- Level of competition. After two very domestic statistical seasons at BYU, he “broke out” in his junior season against a weak schedule, inferior level of competition who played a lot of zone. It seemed like the schedule was made to purposely make him artificially shine. I was not impressed even watching his full body of work at the college level he played at — I believe he will struggle mightily with competition in the NFL, which will be dramatically more skilled, faster, and more complex. This is a grave concern. Out of all the games in 2020, looked best vs. UCF. I have watched the game for 40 years and Wilson looks very average when I compare him to all the quarterbacks I have seen play in the NFL. He is nowhere near as good as RGIII when he was drafted. It is not even a comparison, to be honest. If this kid had played his college football in the SEC, we would not know his name.
- Throwing arm (shoulder injury) and previous surgeries. Watching him throw I think this is a lot bigger issue than anyone is admitting. He puts air, sometimes too much air under a majority of the passes he throws. The film does not lie. Rarely put much heat on passes. Lacks consistent zip on the football.
- At BYU he ranks 9th all-time on an extremely average list of their schools’ top 10 list in yardage. Outside of Steve Young (who was a star in the NFL), he ranks behind an extremely mediocre group of names; Ty Detmer, Max Hall, John Beck, Robbie Bosco, John Walsh, and Kevin Fiterik. That is an awful sign. I remember watching Detmer, who was a career NFL back-up. Detmer was dramatically better in my mind. That is alarming.
- Lack of instincts for the position of quarterback. He looks like a “manufactured QB,” In other words, he looks like a good athlete who was trained and well-coached to be a quarterback. He does not at all look like someone who was born to be a quarterback.
- Ran offense exclusively out of shotgun formation. There will be a real adjustment period if the team that drafts him plans on playing in a traditional drop-back system.
- A number of times his receivers literally had to stand there and wait for football to arrive on shorter intermediate routes. Those will be pick-sixes in the NFL.
- Can take off and run but only averaged 3.0 yards per carry in his college career. Nobody will ever mistake Wilson with Randall Cunningham or Michael Vick. He is not a quarterback who will beat any teams in the NFL with his feet. Not remotely elusive.
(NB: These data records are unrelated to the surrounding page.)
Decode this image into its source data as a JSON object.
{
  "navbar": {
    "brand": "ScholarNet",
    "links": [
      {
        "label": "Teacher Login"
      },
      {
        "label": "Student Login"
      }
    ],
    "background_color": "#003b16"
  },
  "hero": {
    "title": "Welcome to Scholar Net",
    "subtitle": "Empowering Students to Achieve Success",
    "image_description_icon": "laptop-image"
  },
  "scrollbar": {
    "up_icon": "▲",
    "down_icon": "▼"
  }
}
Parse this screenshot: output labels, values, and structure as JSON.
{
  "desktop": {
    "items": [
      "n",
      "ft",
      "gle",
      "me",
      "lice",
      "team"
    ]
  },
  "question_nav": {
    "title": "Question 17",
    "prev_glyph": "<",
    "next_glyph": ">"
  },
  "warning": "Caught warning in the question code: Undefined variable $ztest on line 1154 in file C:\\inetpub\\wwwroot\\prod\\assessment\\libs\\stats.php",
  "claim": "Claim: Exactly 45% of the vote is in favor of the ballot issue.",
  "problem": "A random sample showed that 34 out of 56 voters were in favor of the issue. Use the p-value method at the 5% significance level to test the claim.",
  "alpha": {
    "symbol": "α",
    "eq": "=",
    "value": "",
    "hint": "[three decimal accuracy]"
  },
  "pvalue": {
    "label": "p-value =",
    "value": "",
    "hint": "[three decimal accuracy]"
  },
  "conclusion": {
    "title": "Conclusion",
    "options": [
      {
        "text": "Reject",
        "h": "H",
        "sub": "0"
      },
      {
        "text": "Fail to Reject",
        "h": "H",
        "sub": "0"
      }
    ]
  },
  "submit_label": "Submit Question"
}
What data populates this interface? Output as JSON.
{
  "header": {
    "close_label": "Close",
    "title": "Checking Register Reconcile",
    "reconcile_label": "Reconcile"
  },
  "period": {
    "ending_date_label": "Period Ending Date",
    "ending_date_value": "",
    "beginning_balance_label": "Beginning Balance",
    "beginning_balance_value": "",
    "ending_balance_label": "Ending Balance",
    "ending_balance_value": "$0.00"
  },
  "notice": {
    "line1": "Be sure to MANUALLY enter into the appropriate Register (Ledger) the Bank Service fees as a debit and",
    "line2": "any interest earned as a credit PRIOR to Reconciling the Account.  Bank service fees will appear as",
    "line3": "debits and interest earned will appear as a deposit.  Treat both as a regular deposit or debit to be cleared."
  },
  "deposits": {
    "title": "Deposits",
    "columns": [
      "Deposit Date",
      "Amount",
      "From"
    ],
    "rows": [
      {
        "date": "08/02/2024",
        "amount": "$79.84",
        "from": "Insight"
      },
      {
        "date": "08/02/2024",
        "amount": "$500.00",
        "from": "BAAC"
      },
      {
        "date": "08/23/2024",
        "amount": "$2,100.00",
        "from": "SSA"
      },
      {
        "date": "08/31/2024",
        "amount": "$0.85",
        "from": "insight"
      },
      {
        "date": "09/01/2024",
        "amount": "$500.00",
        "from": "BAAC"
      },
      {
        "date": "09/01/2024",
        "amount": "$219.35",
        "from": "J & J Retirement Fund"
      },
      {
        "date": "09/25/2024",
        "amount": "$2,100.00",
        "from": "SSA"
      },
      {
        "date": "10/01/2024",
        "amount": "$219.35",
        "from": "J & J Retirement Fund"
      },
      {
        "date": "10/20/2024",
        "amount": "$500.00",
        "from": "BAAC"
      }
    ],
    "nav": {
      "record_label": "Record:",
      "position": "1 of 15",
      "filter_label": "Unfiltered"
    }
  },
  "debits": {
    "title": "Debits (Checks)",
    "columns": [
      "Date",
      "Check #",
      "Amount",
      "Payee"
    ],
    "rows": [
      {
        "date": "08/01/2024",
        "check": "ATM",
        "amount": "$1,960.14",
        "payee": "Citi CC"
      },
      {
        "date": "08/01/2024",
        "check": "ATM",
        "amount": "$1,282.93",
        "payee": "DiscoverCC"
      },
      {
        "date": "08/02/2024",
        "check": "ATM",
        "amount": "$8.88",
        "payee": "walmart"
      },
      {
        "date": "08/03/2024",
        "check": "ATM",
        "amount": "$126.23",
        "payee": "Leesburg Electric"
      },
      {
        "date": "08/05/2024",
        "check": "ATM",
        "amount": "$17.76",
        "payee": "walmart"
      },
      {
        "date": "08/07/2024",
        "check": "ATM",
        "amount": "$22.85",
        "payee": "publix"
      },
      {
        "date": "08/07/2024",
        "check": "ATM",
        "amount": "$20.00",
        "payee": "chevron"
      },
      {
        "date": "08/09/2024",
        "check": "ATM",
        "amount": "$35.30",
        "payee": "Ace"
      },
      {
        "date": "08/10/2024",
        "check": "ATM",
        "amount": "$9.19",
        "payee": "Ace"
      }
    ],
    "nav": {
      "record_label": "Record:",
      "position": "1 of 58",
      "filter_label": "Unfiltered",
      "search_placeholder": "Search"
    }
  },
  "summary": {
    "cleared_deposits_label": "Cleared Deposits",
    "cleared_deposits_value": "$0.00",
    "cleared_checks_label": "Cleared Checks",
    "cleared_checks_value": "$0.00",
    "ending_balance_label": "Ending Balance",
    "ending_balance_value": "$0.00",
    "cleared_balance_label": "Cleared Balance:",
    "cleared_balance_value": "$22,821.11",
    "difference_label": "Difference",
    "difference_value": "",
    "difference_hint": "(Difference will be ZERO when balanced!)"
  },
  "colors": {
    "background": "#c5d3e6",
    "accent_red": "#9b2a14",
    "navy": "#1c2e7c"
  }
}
How NFL defenses will beat him: Play tight man coverage, bracket coverages, and force him to funnel throws to the middle of the field. Send heavy array of blitzes off the defense’s left side and take away his ability to roll out to his right, which he loves to do. Hit him hard early and often, bully him, talk a lot of trash and get under his skin. Dare him to respond. Take away fade inside the 10 — and take away his ability to run a play-action and to try to run it in.
Daniel Kelly is a former NFL scout with the New York Jets. He was hired on the regime which featured Bill Parcells, Bill Belichick, Scott Pioli, and Dick Haley. He currently writes for Sports Illustrated Detroit Lions and he is a contributing evaluator for Draft Diamonds. For more information about him visit his website at whateverittakesbook.com. He can be followed on Twitter @danielkellybook and his Facebook page is WHATEVER IT TAKES NFL TALK.